The Christian Season of Advent has taken on new meaning this year—or renewed meaning, since it was five years ago during Advent that the Rosell family waited with Mom Rosell in her dying. So too this family is waiting now with another mother. Each Sunday in Advent has seemed likely her last. On this Third Sunday, Mom Lofgren, or her body, has added empirical validity to data showing that even hospice physicians are notoriously errant prognosticators of death. Family members surely are no better at it.
Given this fact, maintaining “vigil” while waiting is a bit of a challenge. How do we know when to stay and when to go home, or to work or wherever? Ruth and I have developed our own criteria.
We begin with awareness that keeping vigil is not just for the time of death but for the dying process itself, entailing possibly months of waiting rather than merely moments of passing. If we end up having started vigil early, all the better. Can there be a “too early” start to this sacred activity? Maybe not.
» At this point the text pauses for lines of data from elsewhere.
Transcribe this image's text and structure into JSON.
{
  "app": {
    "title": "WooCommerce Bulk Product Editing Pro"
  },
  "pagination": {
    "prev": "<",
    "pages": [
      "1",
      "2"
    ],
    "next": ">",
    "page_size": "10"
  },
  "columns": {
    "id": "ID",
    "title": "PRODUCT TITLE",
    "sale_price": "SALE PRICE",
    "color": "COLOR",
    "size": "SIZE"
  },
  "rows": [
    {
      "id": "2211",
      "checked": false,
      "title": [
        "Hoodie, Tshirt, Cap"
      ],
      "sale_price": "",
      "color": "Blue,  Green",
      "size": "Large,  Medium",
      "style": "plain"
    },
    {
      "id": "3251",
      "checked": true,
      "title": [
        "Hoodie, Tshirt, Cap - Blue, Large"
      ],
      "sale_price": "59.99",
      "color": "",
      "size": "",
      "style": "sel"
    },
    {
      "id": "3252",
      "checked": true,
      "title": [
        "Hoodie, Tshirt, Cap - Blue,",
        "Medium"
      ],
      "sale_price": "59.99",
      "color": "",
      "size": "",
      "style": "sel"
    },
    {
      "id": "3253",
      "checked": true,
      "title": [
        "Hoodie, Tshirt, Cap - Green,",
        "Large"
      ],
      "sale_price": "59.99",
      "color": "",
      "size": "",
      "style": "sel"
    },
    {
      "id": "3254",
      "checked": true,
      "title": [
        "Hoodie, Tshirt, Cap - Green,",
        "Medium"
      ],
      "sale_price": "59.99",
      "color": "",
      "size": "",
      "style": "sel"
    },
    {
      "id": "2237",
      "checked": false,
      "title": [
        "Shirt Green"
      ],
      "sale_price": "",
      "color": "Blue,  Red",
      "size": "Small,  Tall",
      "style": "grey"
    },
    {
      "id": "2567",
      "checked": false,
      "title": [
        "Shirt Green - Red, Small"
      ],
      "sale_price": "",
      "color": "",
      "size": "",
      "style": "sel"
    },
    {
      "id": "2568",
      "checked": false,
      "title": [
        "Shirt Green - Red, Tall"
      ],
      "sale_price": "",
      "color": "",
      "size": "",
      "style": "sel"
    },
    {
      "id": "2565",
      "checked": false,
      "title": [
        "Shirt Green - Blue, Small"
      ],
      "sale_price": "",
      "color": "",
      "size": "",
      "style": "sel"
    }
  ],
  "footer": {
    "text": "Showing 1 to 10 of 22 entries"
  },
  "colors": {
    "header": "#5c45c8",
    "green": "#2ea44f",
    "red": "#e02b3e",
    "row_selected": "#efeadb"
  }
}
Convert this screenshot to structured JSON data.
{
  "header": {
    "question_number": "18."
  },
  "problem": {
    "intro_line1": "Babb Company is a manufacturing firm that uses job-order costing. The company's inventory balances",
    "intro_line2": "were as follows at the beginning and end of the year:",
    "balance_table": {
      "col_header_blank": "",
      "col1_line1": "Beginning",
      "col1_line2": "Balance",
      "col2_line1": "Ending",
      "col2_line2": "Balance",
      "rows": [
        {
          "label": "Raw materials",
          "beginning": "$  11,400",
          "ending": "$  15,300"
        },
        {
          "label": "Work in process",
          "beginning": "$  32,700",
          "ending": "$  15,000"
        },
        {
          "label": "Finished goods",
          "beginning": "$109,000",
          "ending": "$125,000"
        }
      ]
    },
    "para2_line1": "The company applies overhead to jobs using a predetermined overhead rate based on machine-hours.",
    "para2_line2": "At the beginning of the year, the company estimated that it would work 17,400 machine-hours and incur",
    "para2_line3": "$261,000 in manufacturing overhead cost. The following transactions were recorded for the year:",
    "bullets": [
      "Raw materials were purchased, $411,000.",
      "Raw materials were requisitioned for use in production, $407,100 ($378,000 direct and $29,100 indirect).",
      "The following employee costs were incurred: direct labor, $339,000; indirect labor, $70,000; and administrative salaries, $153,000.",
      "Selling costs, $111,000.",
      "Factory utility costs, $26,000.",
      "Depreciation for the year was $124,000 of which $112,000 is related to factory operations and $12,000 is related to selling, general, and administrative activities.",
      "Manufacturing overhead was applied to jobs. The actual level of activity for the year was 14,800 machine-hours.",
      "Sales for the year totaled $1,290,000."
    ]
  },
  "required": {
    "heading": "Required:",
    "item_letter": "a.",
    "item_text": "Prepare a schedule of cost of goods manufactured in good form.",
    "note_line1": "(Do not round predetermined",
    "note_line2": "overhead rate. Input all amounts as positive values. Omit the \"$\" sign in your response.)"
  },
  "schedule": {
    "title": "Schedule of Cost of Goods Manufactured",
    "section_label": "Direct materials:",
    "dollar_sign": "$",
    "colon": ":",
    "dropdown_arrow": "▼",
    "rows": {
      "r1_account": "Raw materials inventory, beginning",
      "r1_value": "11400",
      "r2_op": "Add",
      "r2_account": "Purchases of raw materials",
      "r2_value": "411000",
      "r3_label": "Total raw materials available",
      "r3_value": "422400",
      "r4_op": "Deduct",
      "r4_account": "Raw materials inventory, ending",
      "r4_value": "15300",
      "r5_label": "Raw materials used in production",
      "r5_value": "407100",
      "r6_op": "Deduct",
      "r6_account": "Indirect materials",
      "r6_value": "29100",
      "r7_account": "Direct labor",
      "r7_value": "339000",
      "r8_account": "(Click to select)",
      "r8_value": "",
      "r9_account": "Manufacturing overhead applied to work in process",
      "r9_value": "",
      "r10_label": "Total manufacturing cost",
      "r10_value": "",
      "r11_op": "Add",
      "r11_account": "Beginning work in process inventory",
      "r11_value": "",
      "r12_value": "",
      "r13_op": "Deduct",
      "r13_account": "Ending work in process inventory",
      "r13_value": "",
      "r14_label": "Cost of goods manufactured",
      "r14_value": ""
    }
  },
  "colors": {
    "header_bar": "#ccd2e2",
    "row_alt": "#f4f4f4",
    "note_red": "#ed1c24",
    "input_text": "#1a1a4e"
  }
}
We also begin with the assumption that Mom Lofgren would prefer not to die alone. This is not based on nothing. I recall at least one voice message left in the middle of the night back when we still had a landline. Four years ago? It was a message letting Ruth know that, “I’m going to meet Jesus, and I love you.” Then Dorothy went to sleep and woke up in the morning. Still with us. But not always alone, not if we can help it.
“No One Dies Alone” (NODA) is the name of a program recently launched at the University of Kansas Hospital. It began elsewhere back in 2001 as the initiative of a nurse in Oregon, and has spread widely. I’ve read survey data indicating that a “good death” for most of us includes “not dying alone.” When asked what we fear the most, “dying alone” is high on the list. When I got caught in a Costa Rica riptide on March 16, 2003, I feared dying in those waters far from home and too far from shore, all alone. (Dying stupidly, ignorant of how to swim across the current, didn’t appeal to me either, I recall now.)
There is conjecture in hospice culture that some people wait to die until they are alone, and that it is volitional. Perhaps so. It is a hypothesis impossible to verify unless we concoct a way to interview the dead. Anecdotes might merely record a few bad luck coincidences of family members stepping away from the bedside just before the unanticipated last breath. Who knows? What we do know is that many others of the dying seem unable to “go Home” despite being ready and waiting for Advent. What we know is what most of us state as our own preference.
We assume then that Mom Lofgren is with the majority of us on this matter, and that she prefers presence to aloneness in these dying days. So we are trying to honor that, and have developed criteria for “the Vigil.” We do our best to be at the bedside when there is/are any one or two of the following:
a) signs of “active dying”;
b) indicators of anxiety, discomfort, or pain that persists/repeats despite morphine;
c) affirmative response to being asked whether she wants one of us to stay;
d) availability to do so;
e) extended periods of alert wakefulness—providing opportunity both to offer loving presence and to enjoy with Mom L. whatever time remains for singing, reading, viewing photos, praying, being together.
We have kept vigil for many weeks now. Ruth has used up all her 2013 vacation days so as to stay by her mother’s bedside, and then she has worked online and by telephone. I have slept, or partly so, many nights in the recliner chair next to my mother-in-law’s bedside, where I sit now writing these reflections. Grandchildren have come and taken a turn to be here with Grandma. Other members of the extended family have come to sit for a spell, as able and available.
But for the past three nights and briefly during some daylight hours, Ruth and I decided to suspend the 24/7 vigil on grounds that criteria for staying were not met, inexplicably so. That gets reassessed repeatedly, of course. And we know that we too are errant, that we might make the wrong call, ultimately missing a holy moment that will never be repeated. Hopefully then, we would be comforted by knowing that we all had done our best, that Mom Lofgren had received excellent care, and was loved to the end.
Until then, we await together one sort of Advent, and remain vigilant as possible.
Tarris Rosell, Ph.D., D.Min.
Professor of Pastoral Theology--Ethics & Ministry Praxis